The posts that will follow will walk you through each level of the Business Data Hierarchy concept. We’ll be sure to include examples that are relatable. The subject matter can be a bit dry, so we’ll also make sure we include some humor along the way to keep things lively. We’re a Data Science Consulting firm..not monsters after all.
At any point, feel free to reach out and let us know how we can help you through these steps:
A couple weeks ago, I discussed the use of predictive analytics in the transportation industry, specifically the use of acoustic bearing monitors to predict bearing failures on Union Pacific freight trains. Today the conversation turns to predictive analytics in a very different type of transportation, Formula One (F1) racing. Download our Case Study on Mechanical Failure and Predictive Analytics.

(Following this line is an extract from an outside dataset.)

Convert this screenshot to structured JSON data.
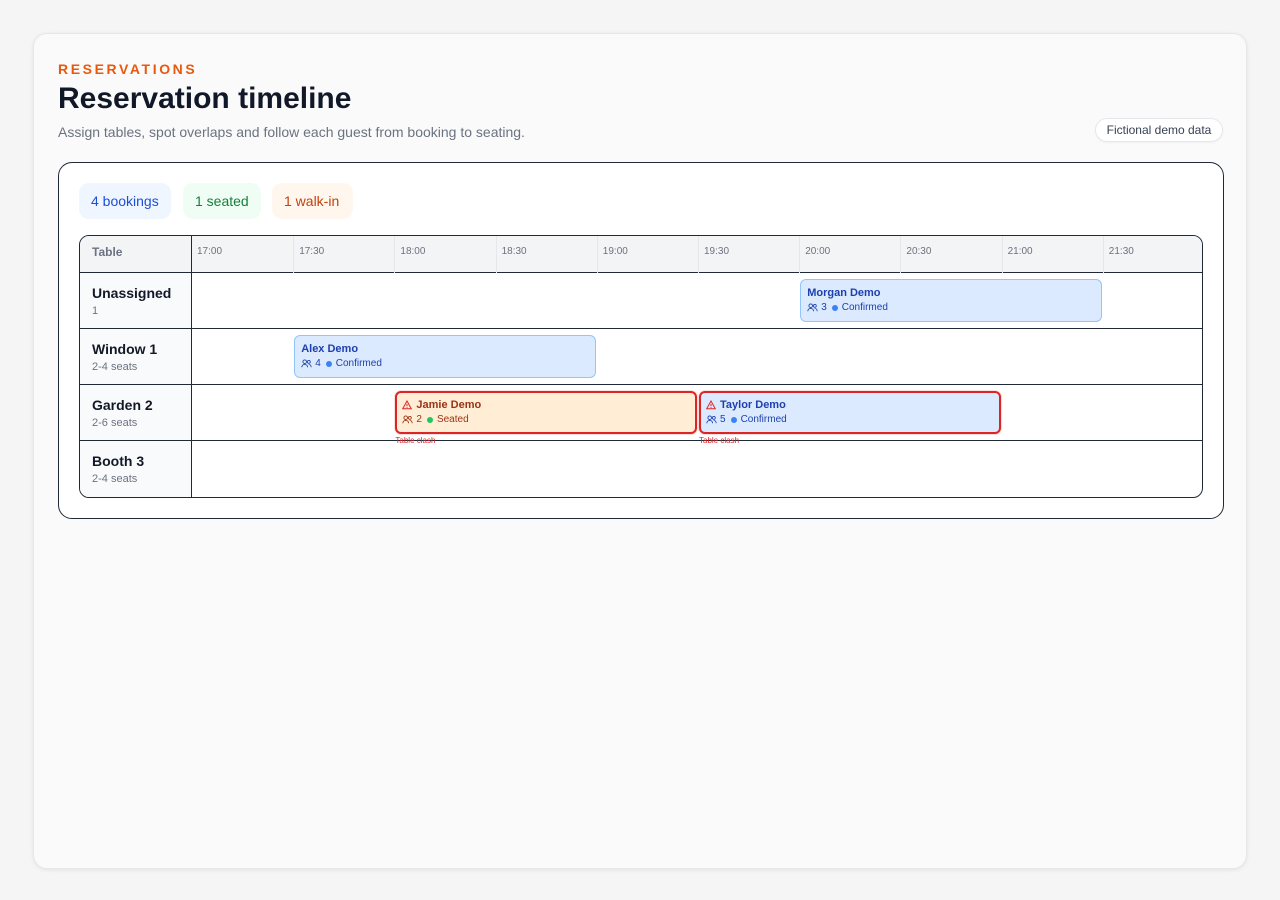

F1 is to many the pinnacle of motor sports. F1 has the most technologically advanced cars, the most skilled drivers (some compensated $50+ million per year), the most exotic race locations, and yes, the most beautiful paddock girls. Formula One is a closely sanctioned “space race” creating and refining innovative and ground breaking technologies including traction control, anti-lock brakes, direct injection, synthetic oil, kinetic energy recovery systems (KERS), carbon fiber, and computational fluid dynamics (CFD). Many advancements made in technology by F1 teams have contributed to the efficiency and safety of everyday vehicles. (more…)